• **Exercise requirements**
Among the lines below, which ones contain the word "remove"? Copy every such line.
====== Extracted information
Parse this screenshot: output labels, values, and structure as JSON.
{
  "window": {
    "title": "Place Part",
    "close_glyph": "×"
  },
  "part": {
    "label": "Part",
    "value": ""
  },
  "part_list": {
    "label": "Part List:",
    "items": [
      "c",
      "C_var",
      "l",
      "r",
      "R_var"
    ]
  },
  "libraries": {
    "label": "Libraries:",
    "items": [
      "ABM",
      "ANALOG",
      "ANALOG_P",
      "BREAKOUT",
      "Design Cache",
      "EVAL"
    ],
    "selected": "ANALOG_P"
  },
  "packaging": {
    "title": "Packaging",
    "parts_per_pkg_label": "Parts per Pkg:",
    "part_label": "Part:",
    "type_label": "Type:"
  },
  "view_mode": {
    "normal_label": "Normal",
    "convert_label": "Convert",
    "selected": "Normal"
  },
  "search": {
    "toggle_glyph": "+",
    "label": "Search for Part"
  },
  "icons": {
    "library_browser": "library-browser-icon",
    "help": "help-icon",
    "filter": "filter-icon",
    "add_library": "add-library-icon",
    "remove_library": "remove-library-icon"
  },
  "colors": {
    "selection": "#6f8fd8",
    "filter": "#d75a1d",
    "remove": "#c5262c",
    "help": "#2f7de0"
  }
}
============
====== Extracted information
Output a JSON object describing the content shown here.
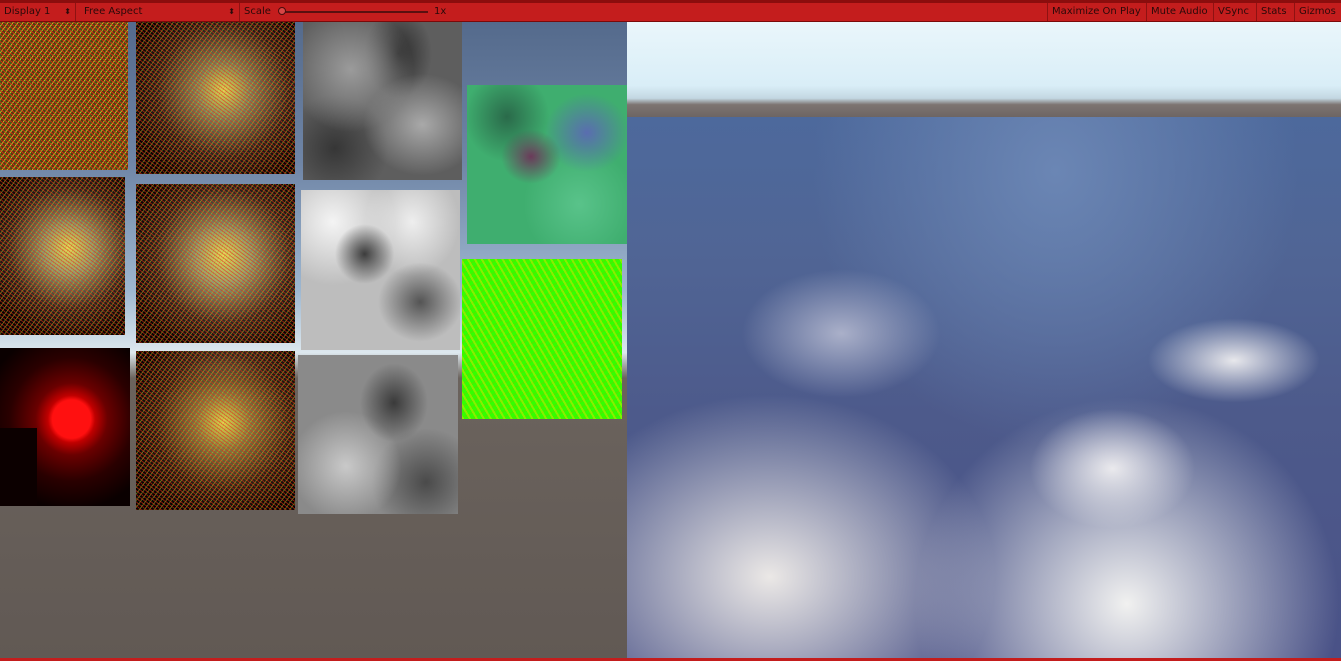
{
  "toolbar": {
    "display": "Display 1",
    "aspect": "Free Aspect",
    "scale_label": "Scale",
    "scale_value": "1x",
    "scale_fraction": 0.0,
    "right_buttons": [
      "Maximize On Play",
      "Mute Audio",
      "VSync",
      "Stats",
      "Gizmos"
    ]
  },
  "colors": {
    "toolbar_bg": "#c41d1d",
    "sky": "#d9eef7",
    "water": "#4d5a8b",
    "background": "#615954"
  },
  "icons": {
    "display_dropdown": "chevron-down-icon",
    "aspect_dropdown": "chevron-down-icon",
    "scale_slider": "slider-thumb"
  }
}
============
• **Output below**
    "remove_library": "remove-library-icon"
    "remove": "#c5262c",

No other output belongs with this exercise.